AVATAR therapy was feasible to deliver, acceptable to participants, and did not result in any adverse events that could be attributed to the therapy. The study corroborated the primary hypothesis concerning clinical efficacy by showing a rapid and sustained reduction in the severity of auditory verbal hallucinations by end of therapy at week 12 that was significantly superior to that achieved by supportive counselling.

A few thoughts:

  1. This is an interesting study in that it takes a common problem and tries a different approach.
  1. At 12 weeks, they had a big result.
  1. At 24 weeks, they didn’t. It raises good questions. First and foremost: why didn’t the AVATAR therapy outperform supportive counselling over time?
  2. Ben Alderson-Day and Nev Jones wrote a Comment that runs with the Craig et al. paper. “Understanding AVATAR therapy: who, or what, is changing?” is highly readable. You can find it here:

They offer a candid assessment of the results. “Although these results are encouraging, significant differences between the treatment and control groups were no longer evident at 24 weeks, and the authors note a roughly equivalent number of participants in both groups reporting no voices at the end of the trial.”

They also consider the nature of this type of therapy.

To understand the complex dynamics of this kind of treatment, we need to look both back and forward. If auditory verbal hallucinations can be dialogued with in this way, is this a possibility only for those with many years of developing voices, or might it be relevant for the young person using early intervention services for the first time?… If we think that the voices or their power relations have changed, does this actually persist beyond therapy, and why are gains apparently not maintained when compared with control interventions?

  1. Picking up on the points made by Alderson-Day and Jones, we can ask: is AVATAR therapy helpful, but to a sub-population? For the record, Alderson-Day and Jones close on a thoughtful note: “the question now is this—how does the conversation continue?”
  1. Interested in avatars? Evidence-based Mental Health has a paper on using avatars for people with borderline personality disorder. You can find the Falconer et al. paper (which is open access) here:

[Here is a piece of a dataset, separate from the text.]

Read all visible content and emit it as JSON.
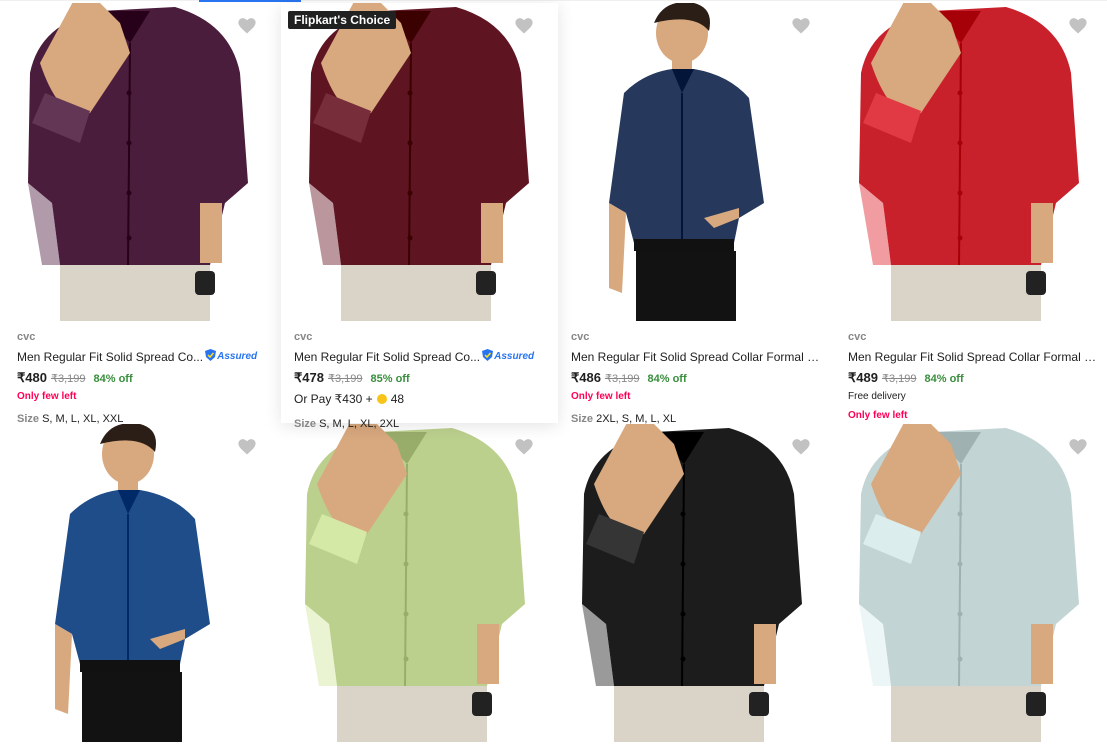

Reading of the Week. Every week I pick articles and papers from the world of Psychiatry.